39. Election data for the period 1888 — 1896 is fragmentary and often incomplete. The official tabulations burned in the fire of 1906. The Municipal Reports, the source for data by district or ward for both earlier and later times, did not break returns down during this period. The newspapers sometimes printed summaries by assembly districts, but usually only for early returns.
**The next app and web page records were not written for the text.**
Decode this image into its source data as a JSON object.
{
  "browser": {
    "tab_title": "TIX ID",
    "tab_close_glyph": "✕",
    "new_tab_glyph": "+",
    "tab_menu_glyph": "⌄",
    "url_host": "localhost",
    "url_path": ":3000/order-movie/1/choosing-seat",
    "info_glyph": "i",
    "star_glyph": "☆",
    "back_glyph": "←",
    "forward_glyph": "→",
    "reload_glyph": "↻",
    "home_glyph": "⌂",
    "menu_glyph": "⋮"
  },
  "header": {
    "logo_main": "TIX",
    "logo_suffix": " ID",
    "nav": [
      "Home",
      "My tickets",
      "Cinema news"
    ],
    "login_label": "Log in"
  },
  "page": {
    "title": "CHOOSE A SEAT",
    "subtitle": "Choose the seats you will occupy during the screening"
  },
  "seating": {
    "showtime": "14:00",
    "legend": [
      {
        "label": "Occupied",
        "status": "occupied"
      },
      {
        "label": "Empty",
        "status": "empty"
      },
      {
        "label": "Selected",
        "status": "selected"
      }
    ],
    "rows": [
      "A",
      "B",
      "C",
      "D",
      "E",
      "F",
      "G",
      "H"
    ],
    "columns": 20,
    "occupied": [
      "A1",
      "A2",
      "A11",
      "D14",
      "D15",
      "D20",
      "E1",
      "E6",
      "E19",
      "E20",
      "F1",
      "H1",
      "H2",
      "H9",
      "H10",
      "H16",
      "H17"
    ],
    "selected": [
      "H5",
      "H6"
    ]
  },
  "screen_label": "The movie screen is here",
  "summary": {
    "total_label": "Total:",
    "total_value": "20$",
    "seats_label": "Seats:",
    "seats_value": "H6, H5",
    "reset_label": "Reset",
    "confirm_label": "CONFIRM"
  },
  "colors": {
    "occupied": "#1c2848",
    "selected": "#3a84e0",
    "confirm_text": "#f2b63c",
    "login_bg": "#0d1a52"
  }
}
Sources for this analysis, and those which follow: Examiner, Nov. 6, 1890, p. 1 (summary of 201 of the 310 precincts for the 1890 election); Bulletin, Nov. 10, 1892, p. 2 (summary based on 30 percent of the ballots for the 1892 election); Examiner, Nov. 9, 1894, p. 3 (results of an exit poll, based on ten voters per precinct; the results for the two leading candidates are within ten percentage points of the official returns; those for the other two candidates are within two percentage points); Examiner, Nov. 4, 1896, p. 1 1 (another exit poll, conducted in the same fashion; the winning candidate is within one percentage point in his official tally). For the official tally citywide, see the Municipal Reports for the various years.
40. For election data, see sources listed in note 39 for 1892, 1894, and 1896; San Francisco Call, Nov. 10, 1892, p. 8.
41. Petersen, “Struggle for the Australian Ballot,” pp. 232—239; Stewart and Stewart, Adolph Sutro, p. 202-204; Bullough, “Hannibal," p. 195.
42. Buckley, “Reminiscences,” Bulletin, Jan. 28, 1919, p. 8; Bullough, Blind Boss, pp. 122, 129 — 130; see also Robert K. Merton, Social Theory and Social Structure, rev. ed. (New York, 1968), pp. 129-132.
43. Kelly, “Story,” Bulletin, Sept. 19, 1917, p. 8; Bullough, Blind Boss, p. 116.
44. Older and Older, George Hearst, pp. 177—180.
45. Jacob Adler, Claus Spreckels: The Sugar King in Hawaii (Honolulu, 1966), pp. 36 — 41, 52 — 68; Arthur B. Darling, ed., The Public Papers of Francis G. Newlands, 2 vol. (Boston, 1932), 1:2-4.
46. J. Glocker to “Dear Sir,” Sept. 1, 1877, San Francisco Early Documents Scrapbook, California Historical Society, San Francisco; Abraham Ruef, “The Road I Traveled: An Autobiographic Account of My Career from the University to Prison, with an Intimate Recital of the Corrupt Alliance Between Big Business and Politics in San Francisco,” Bulletin, June 8, 1912, p. 1; Callow, “San Francisco's Blind Boss,” p. 277; Kelly, “Story,” Bulletin, Sept. 7, 1917, p. 8; Bullough, Blind Boss, p. 141; Daggett, Southern Pacific, p. 211.
47. George, “Kearney Agitation,” pp. 452 — 453.

San-Francisco-1865-1932 cover.jpg

Excerpted from San Francisco 1865-1932, Chapter 6 “Politics in the Expanding City, 1865-1893”

return to chapter beginning